To the degree that we fail to engage with the art in our churches, no matter how beautiful, it is relegated to the role of mood inducing decoration, working through color and abstract shape. We might as well be sitting in the Rothko Chapel as the Sistine Chapel in the Vatican.
Pope Saint John Paul II perhaps understood the sensibility of artists better than most pontiffs. He was, after all, a poet, playwright, and actor himself. His Letter to Artists, written in 1999, deserves special attention among those struggling to find a way to reconcile being an artist with being Christian.
An aspiring Catholic artist needs to learn not only the skills of his or her art, but also an understanding our traditions, and how to depart from strict adherence to naturalistic appearances so as to reveal the invisible truths of the Faith. Andrew Smith's training offers an education in both the skills and the Catholic tradition of sculpture.
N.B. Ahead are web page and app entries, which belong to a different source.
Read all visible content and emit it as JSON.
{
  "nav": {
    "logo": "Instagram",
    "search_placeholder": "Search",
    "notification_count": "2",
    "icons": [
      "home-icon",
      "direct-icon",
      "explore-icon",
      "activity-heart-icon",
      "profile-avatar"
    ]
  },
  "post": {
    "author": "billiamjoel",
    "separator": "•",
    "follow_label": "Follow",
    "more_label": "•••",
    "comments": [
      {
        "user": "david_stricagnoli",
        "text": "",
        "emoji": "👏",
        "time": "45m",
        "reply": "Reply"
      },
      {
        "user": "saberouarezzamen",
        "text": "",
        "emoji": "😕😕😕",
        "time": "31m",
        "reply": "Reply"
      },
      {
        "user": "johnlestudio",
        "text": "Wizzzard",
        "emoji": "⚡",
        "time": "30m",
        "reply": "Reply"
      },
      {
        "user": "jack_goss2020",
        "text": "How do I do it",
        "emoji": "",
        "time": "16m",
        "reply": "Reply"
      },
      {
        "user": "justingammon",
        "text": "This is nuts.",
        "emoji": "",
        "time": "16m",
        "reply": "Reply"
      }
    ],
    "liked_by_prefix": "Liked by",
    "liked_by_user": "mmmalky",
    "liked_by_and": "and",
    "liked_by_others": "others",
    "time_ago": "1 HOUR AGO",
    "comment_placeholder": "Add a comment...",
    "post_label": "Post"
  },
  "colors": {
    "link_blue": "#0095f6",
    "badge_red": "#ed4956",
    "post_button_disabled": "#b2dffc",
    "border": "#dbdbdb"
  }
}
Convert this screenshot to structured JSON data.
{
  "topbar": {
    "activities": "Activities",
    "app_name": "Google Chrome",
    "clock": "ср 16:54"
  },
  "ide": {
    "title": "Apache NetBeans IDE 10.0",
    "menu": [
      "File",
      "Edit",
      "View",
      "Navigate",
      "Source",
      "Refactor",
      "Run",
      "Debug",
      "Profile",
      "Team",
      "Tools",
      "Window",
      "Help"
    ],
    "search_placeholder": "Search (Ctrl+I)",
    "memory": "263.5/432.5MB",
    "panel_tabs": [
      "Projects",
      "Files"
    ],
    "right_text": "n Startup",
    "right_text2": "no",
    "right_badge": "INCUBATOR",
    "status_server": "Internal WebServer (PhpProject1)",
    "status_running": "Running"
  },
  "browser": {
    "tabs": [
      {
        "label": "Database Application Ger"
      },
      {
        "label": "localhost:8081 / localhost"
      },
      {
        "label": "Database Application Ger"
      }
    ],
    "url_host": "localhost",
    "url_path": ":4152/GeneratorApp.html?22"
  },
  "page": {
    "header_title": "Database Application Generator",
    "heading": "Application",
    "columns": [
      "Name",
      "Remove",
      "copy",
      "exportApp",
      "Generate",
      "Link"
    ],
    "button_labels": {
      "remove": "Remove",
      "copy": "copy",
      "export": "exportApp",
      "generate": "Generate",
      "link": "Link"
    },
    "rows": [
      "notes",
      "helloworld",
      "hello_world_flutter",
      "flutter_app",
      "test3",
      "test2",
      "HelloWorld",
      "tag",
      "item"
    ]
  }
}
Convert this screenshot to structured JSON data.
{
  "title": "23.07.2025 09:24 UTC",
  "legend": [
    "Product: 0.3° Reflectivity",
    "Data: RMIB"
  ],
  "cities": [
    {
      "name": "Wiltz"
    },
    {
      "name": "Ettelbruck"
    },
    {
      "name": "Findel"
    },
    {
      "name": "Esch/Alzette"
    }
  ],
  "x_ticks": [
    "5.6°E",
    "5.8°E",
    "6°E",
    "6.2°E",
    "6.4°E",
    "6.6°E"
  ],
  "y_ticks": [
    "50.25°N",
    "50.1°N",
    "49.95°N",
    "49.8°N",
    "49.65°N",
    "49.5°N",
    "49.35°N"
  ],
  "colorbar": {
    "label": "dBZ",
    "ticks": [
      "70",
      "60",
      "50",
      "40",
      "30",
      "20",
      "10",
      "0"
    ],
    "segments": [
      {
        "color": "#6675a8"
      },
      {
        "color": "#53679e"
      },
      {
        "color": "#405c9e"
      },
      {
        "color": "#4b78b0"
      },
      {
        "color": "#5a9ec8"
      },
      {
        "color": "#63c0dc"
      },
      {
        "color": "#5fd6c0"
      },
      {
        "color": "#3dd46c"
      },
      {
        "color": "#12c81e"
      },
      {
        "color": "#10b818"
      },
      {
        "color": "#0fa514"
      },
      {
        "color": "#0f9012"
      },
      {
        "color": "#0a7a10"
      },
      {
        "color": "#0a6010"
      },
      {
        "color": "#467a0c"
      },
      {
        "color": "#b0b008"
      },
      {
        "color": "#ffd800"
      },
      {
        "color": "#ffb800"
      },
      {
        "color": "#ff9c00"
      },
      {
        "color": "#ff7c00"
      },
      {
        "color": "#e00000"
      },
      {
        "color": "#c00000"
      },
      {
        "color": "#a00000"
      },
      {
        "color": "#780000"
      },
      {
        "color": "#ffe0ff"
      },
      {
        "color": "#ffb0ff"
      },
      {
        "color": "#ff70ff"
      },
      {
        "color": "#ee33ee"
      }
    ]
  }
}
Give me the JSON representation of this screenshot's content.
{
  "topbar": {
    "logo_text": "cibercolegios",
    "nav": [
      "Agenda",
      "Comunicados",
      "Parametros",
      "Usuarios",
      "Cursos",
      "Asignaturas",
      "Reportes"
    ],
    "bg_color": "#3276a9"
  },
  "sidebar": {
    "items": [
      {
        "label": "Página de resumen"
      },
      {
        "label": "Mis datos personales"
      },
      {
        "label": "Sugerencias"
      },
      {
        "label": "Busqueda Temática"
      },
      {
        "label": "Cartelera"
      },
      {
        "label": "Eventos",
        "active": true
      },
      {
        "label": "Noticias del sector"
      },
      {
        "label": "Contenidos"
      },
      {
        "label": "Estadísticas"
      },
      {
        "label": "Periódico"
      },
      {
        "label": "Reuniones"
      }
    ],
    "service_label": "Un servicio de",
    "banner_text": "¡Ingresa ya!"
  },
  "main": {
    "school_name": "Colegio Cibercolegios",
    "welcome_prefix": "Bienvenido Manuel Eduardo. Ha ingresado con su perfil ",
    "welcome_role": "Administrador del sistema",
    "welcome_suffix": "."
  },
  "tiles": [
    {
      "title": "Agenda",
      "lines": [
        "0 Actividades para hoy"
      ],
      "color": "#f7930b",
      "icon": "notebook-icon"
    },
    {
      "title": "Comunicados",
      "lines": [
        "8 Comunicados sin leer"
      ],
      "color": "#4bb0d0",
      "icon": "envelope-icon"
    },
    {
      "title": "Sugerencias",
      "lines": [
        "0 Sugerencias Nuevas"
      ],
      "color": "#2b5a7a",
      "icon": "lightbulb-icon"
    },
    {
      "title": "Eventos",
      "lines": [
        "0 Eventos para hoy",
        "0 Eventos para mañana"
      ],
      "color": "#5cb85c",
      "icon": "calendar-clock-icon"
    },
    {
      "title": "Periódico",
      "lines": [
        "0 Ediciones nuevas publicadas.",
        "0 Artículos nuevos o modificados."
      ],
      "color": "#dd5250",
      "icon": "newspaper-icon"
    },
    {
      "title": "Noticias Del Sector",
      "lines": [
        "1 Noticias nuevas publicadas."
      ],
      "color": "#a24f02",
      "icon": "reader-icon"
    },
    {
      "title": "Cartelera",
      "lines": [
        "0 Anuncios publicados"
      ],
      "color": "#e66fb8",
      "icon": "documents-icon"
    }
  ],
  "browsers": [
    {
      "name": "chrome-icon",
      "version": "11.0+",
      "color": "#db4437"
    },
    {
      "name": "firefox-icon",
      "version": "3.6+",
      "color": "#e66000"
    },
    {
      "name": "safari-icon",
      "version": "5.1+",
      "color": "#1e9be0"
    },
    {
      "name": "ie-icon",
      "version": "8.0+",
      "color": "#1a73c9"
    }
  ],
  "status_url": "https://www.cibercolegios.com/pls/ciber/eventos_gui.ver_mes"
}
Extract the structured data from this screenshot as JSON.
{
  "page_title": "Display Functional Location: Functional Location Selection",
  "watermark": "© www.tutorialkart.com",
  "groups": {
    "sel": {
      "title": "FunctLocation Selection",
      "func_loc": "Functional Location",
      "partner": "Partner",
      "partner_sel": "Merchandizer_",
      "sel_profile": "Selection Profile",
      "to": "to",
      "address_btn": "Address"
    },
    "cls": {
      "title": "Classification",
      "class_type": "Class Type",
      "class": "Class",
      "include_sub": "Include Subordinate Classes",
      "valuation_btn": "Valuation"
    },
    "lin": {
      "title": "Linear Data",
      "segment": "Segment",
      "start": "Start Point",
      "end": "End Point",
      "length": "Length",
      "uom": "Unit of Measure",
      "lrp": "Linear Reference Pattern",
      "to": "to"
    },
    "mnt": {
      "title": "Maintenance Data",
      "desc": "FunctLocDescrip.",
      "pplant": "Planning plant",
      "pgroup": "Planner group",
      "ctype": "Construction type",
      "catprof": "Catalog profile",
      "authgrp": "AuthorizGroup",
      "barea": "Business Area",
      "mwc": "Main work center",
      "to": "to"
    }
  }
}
At the close of the Second Vatican Ecumenical Council, Pope Paul VI addressed the artists of the world. His words still speak to the artist of today.